(Records from a dataset)

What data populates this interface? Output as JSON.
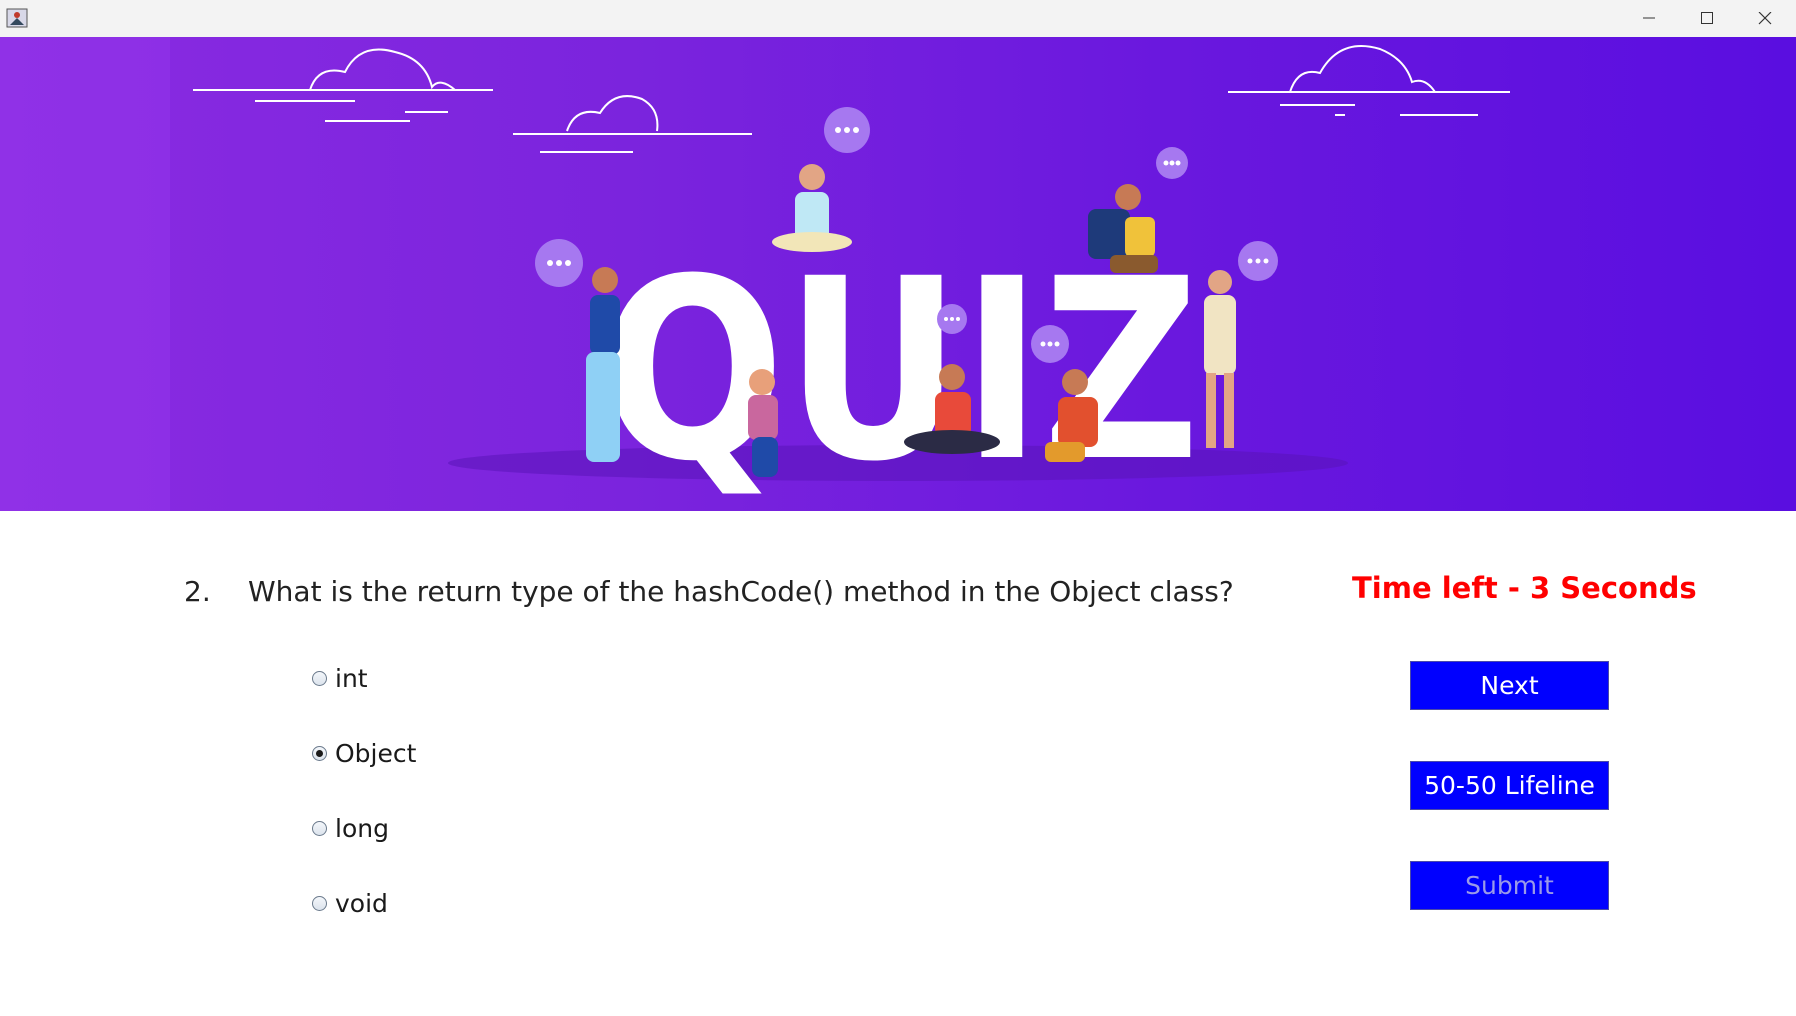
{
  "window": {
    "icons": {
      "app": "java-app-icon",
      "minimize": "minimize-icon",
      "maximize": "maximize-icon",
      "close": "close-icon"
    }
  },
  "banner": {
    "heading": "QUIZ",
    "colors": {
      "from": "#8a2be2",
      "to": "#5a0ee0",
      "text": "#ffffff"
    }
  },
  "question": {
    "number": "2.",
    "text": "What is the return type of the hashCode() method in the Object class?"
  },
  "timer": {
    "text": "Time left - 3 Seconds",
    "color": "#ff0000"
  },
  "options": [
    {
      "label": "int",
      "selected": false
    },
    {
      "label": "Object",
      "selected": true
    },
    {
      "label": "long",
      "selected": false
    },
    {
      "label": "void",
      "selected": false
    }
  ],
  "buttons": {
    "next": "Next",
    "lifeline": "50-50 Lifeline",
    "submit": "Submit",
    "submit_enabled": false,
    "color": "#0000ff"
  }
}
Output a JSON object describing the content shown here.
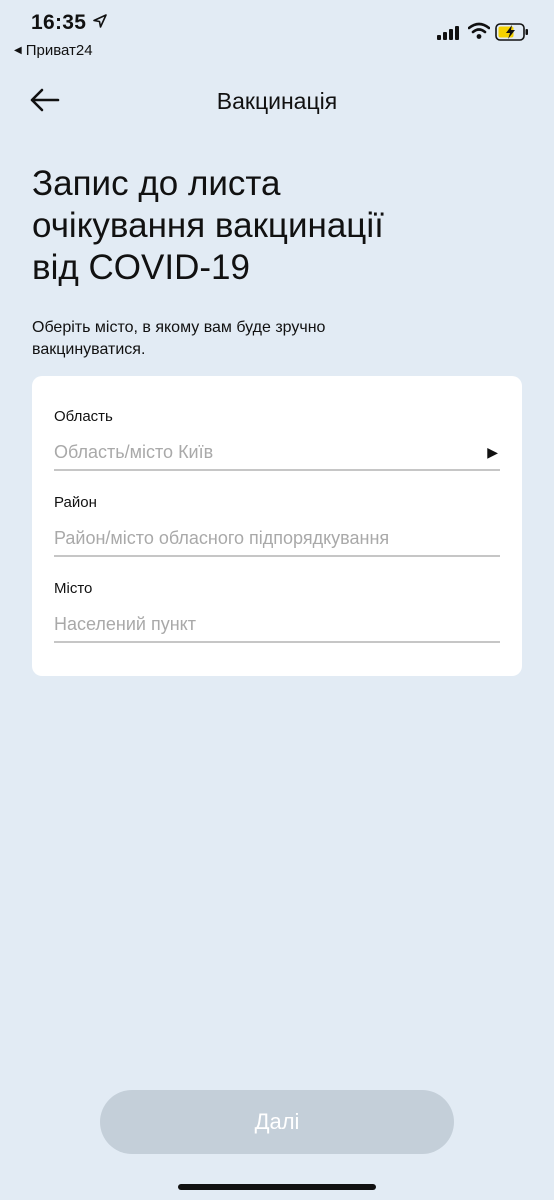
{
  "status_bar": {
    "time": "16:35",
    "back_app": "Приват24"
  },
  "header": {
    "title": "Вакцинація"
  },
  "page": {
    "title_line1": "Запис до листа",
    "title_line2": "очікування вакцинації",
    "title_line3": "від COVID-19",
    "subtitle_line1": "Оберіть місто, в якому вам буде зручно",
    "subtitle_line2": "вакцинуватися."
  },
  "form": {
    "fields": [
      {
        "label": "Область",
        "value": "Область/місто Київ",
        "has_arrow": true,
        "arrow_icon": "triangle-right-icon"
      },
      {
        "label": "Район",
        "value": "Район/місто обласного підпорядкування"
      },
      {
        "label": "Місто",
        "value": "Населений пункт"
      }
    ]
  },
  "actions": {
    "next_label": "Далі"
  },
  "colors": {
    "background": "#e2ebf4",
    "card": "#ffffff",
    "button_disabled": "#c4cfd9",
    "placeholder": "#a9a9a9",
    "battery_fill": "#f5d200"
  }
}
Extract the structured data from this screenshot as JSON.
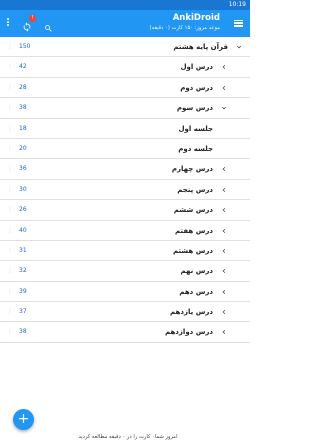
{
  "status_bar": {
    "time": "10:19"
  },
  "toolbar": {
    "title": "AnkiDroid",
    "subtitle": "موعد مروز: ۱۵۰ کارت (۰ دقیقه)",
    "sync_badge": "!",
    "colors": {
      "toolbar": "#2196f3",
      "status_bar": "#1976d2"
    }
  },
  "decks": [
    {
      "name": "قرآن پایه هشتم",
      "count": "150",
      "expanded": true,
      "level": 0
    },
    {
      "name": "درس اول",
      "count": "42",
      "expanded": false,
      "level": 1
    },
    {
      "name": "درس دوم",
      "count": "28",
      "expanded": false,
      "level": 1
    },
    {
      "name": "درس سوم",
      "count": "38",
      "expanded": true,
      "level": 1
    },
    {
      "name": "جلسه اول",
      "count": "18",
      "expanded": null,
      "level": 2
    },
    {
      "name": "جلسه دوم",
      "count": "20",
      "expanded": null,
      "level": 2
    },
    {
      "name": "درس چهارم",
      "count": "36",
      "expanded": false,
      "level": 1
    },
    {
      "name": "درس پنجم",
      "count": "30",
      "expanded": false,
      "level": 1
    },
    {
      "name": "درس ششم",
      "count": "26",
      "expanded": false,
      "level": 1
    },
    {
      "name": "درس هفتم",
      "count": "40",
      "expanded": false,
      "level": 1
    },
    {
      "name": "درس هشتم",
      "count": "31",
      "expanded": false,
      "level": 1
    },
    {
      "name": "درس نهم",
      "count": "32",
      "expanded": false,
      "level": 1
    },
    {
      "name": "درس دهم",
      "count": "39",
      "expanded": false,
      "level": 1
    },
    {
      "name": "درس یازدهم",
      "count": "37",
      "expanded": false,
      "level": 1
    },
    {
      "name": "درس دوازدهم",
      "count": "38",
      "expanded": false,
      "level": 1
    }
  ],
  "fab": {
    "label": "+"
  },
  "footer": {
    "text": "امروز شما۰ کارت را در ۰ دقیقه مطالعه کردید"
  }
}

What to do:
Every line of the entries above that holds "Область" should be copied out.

Output for this task:
        "label": "Область",
        "value": "Область/місто Київ",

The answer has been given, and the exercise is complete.